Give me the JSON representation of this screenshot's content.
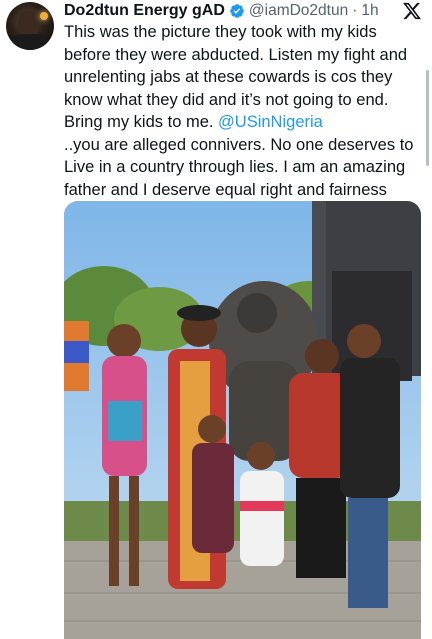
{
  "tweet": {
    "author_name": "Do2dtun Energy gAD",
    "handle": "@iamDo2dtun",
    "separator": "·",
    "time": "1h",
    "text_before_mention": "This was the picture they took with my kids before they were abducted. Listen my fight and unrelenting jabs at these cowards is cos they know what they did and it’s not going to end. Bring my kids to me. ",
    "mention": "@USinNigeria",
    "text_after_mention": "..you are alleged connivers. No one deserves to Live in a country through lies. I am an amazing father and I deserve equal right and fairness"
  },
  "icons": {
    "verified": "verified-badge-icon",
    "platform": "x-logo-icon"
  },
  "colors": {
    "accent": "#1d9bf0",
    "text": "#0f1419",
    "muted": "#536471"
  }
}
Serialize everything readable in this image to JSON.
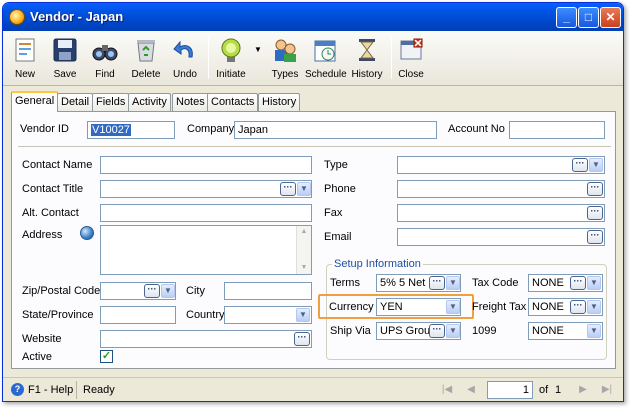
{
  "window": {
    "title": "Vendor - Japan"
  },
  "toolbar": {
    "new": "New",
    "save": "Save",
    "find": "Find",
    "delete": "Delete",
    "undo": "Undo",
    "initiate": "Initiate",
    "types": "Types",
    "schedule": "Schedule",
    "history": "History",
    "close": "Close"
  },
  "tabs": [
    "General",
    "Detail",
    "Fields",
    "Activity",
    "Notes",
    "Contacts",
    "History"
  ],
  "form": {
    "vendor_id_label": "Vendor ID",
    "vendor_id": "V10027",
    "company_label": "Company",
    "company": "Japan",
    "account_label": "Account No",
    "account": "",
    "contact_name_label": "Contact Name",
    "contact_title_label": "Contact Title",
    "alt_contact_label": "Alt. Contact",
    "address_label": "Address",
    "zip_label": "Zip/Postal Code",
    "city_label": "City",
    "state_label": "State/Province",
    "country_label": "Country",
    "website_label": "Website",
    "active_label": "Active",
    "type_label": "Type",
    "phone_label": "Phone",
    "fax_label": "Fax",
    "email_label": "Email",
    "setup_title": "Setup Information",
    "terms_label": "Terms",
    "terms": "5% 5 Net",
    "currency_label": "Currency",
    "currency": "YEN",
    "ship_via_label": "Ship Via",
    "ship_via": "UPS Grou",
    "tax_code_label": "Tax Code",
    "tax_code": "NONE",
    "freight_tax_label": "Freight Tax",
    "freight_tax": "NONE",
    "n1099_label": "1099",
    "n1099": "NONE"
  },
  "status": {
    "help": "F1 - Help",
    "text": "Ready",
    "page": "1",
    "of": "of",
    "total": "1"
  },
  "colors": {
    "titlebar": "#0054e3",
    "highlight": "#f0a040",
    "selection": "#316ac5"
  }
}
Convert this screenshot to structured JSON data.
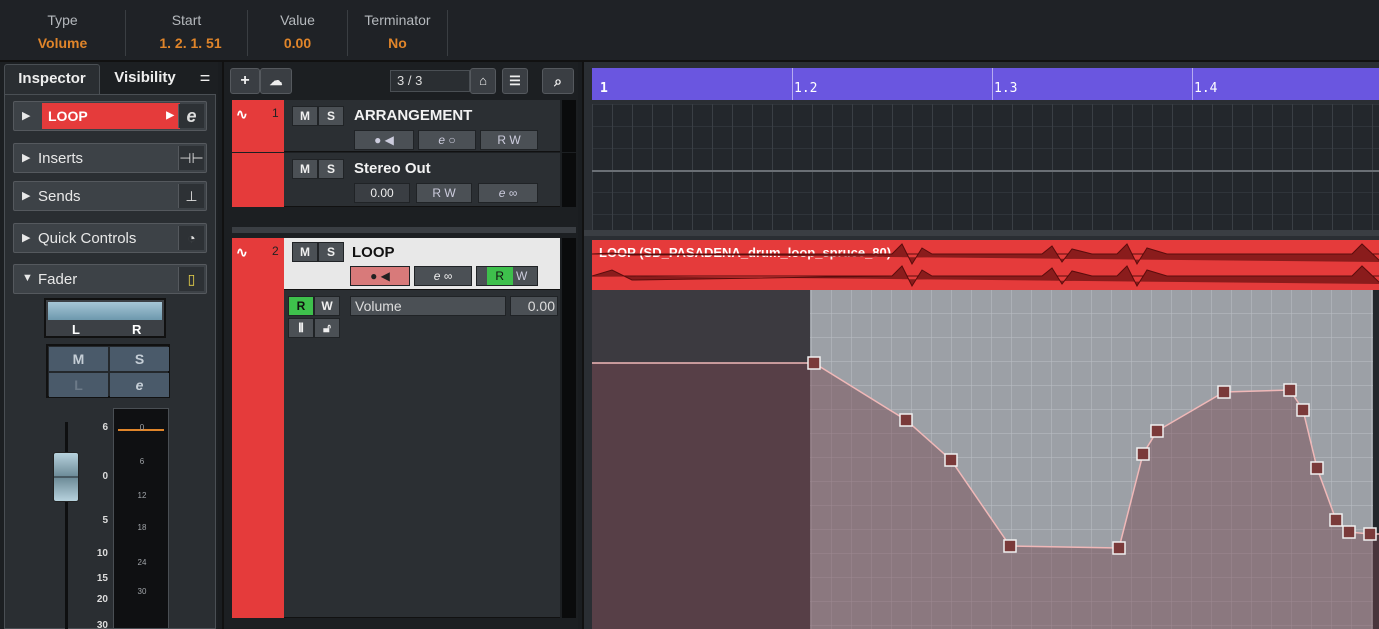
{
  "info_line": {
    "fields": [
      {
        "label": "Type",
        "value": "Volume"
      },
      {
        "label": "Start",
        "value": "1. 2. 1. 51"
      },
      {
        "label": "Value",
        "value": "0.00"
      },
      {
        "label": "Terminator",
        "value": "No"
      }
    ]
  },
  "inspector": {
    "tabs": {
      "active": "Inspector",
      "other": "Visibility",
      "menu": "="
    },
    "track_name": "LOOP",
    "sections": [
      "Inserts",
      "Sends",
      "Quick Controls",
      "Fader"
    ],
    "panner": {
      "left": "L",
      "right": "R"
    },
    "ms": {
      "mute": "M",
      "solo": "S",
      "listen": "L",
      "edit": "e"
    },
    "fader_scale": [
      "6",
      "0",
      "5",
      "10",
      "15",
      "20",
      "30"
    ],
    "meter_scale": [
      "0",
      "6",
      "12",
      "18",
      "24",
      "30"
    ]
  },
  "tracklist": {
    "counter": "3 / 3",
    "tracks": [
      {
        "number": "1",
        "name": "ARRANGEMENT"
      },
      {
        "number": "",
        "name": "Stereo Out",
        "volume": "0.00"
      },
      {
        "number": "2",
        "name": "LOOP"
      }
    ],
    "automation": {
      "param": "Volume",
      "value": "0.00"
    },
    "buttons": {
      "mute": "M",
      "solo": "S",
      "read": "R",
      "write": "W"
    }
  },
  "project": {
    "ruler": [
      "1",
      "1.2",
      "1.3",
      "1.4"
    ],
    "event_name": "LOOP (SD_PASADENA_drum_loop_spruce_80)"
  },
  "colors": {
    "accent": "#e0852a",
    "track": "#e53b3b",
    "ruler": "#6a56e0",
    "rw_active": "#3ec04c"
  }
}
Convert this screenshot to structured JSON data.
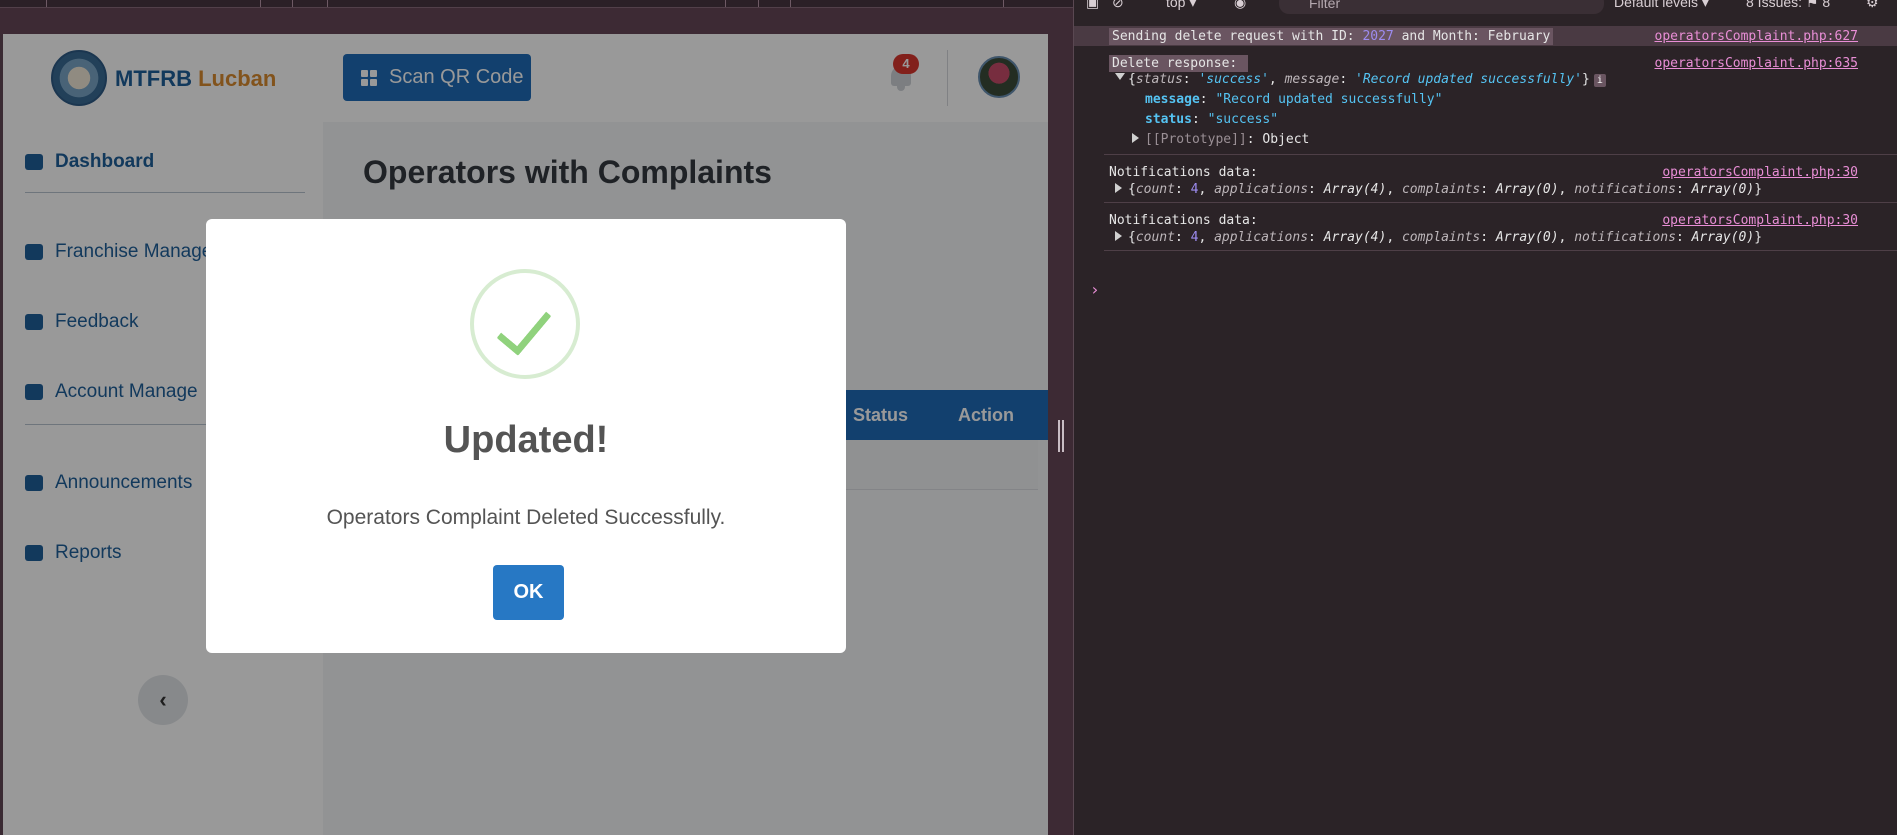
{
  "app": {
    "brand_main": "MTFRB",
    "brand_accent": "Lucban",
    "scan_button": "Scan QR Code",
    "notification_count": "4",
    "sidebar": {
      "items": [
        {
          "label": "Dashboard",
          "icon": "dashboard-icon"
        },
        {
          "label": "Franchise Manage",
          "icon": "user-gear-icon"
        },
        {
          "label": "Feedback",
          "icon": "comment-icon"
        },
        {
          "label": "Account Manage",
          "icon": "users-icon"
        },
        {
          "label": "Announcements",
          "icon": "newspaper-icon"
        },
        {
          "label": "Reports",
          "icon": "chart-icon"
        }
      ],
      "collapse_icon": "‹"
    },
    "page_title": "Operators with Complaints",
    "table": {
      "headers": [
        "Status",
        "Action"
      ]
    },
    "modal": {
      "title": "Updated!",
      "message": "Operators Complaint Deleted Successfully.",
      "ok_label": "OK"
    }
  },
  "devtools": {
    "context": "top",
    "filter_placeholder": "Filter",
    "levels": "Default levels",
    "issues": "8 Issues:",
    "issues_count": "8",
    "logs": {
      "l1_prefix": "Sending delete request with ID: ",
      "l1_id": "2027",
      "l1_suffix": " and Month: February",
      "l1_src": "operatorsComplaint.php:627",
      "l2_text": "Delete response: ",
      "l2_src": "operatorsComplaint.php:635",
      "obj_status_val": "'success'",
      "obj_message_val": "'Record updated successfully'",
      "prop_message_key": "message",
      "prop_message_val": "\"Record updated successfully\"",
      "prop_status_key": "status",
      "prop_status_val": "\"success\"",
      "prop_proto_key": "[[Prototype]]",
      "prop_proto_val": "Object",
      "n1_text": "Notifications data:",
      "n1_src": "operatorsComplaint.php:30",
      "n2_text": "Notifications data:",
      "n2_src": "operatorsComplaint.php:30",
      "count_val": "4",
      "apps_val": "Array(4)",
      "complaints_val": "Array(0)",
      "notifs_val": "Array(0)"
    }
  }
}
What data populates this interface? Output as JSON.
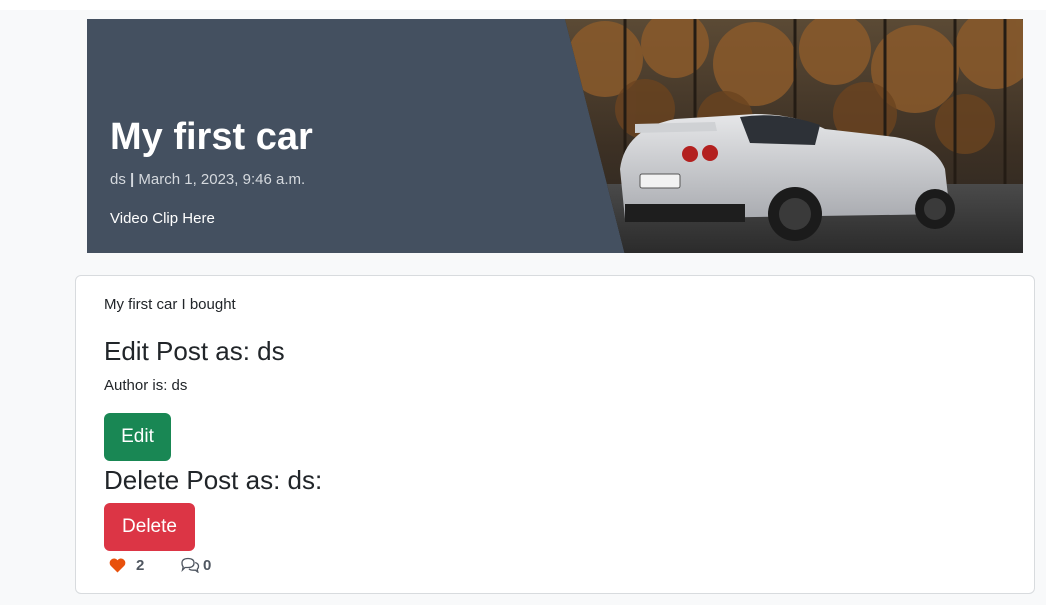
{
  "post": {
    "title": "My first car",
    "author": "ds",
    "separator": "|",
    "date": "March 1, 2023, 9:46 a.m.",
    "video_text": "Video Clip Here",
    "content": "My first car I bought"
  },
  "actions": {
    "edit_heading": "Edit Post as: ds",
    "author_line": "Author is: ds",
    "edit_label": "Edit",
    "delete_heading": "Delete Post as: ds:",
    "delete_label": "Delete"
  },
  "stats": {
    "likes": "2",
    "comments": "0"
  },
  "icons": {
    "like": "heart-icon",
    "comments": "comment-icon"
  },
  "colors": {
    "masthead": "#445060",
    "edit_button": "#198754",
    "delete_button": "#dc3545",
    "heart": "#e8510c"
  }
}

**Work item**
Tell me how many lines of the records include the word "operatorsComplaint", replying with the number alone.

**Reply to the task**
4